Is incomplete radiotherapy in rectal cancer associated with worse outcomes?
This analysis of 17 600 adults with stage II to III rectal adenocarcinoma from the 2006-2012 National Cancer Database who received neoadjuvant chemoradiotherapy before surgical resection showed that a complete radiation dose significantly lowers the risk of long-term mortality vs an incomplete radiation dose. Patients receiving radiotherapy and surgery at different facilities were less likely to complete radiotherapy.
In patients with rectal cancer, aligning multimodal care is associated with increased neoadjuvant radiotherapy completion, and completion is associated with increased survival.
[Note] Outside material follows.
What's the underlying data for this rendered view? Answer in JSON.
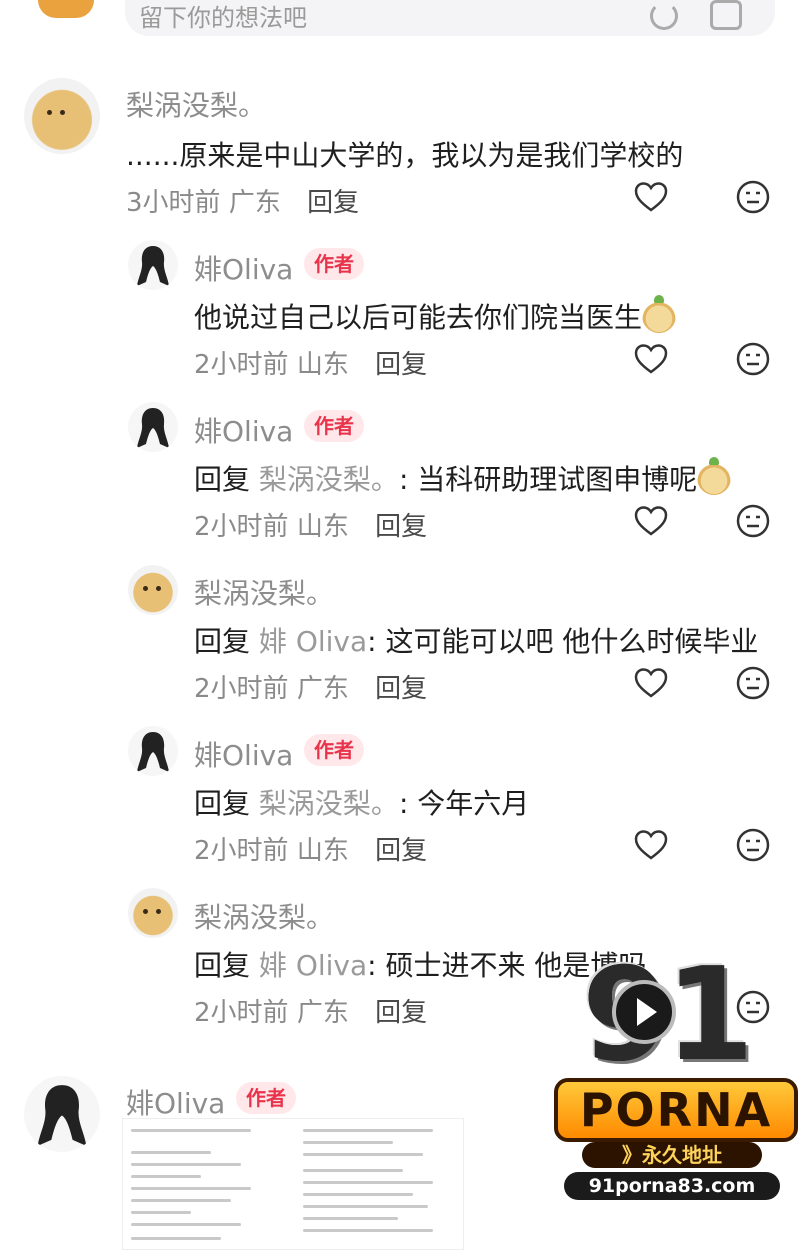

Failing to complete chemotherapy adversely affects survival in patients with colorectal cancer. However, the effect of incomplete delivery of neoadjuvant radiotherapy is unclear.
To determine whether incomplete radiotherapy delivery is associated with worse clinical outcomes and survival.
Design, Setting, and Participants
Data on 17 600 patients with stage II to III rectal adenocarcinoma from the 2006-2012 National Cancer Database who received neoadjuvant chemoradiotherapy followed by surgical resection were included. Multivariable regression methods were used to compare resection margin positivity, permanent colostomy rate, 30-day readmission, 90-day mortality, and overall survival between patients who received complete (45.0-50.4 Gy) and incomplete (<45.0 Gy) doses of radiation as preoperative therapy.
Main Outcomes and Measures
The primary outcome measure was overall survival; short-term perioperative and oncologic outcomes encompassing margin positivity, permanent ostomy rate, postoperative readmission, and postoperative mortality were also assessed.
Among 17 600 patients included, 10 862 were men, with an overall median age of 59 years (range, 51-68 years). Of these, 874 patients (5.0%) received incomplete doses of neoadjuvant radiation. The median radiation dose received among those who did not achieve complete dosing was 34.2 Gy (interquartile range, 19.8-40.0 Gy). Female sex (adjusted odds ratio [OR] 0.69; 95% CI, 0.59-0.81; P < .001) and receiving radiotherapy at a different hospital than the one where surgery was performed (OR, 0.72; 95% CI, 0.62-0.85; P < .001) were independent predictors of failing to achieve complete dosing; private insurance status was predictive of completing radiotherapy (OR, 1.60; 95% CI, 1.16-2.21; P = .004). At 5-year follow-up, overall survival was improved among patients who received a complete course of radiotherapy (3086 [estimated survival probability, 73.2%] vs 133 [63.0%]; P < .001). After adjustment for demographic, clinical, and tumor characteristics, patients receiving a complete vs incomplete radiation dose had a similar resection margin positivity (OR, 0.99; 95% CI, 0.72-1.35; P = .92), permanent colostomy rate (OR, 0.96; 95% CI, 0.70-1.32; P = .81), 30-day readmission rate (OR, 0.92; 95% CI, 0.67-1.27; P = .62), and 90-day mortality (OR, 0.72; 95% CI, 0.33-1.54; P = .41). However, a complete radiation dose had a significantly lower risk of long-term mortality (adjusted hazard ratio, 0.70; 95% CI, 0.59-0.84; P < .001).
Conclusions and Relevance
Achieving a target radiation dose of 45.0 to 50.4 Gy is associated with a survival benefit in patients with locally advanced rectal cancer. Aligning all aspects of multimodal oncology care may increase the probability of completing neoadjuvant therapy.
Freischlag K, Sun Z, Adam MA, Kim J, Palta M, Czito BG, Migaly J, Mantyh CR. Association Between Incomplete Neoadjuvant Radiotherapy and Survival for Patients With Locally Advanced Rectal Cancer. JAMA Surg. Published online March 08, 2017. doi:10.1001/jamasurg.2017.0010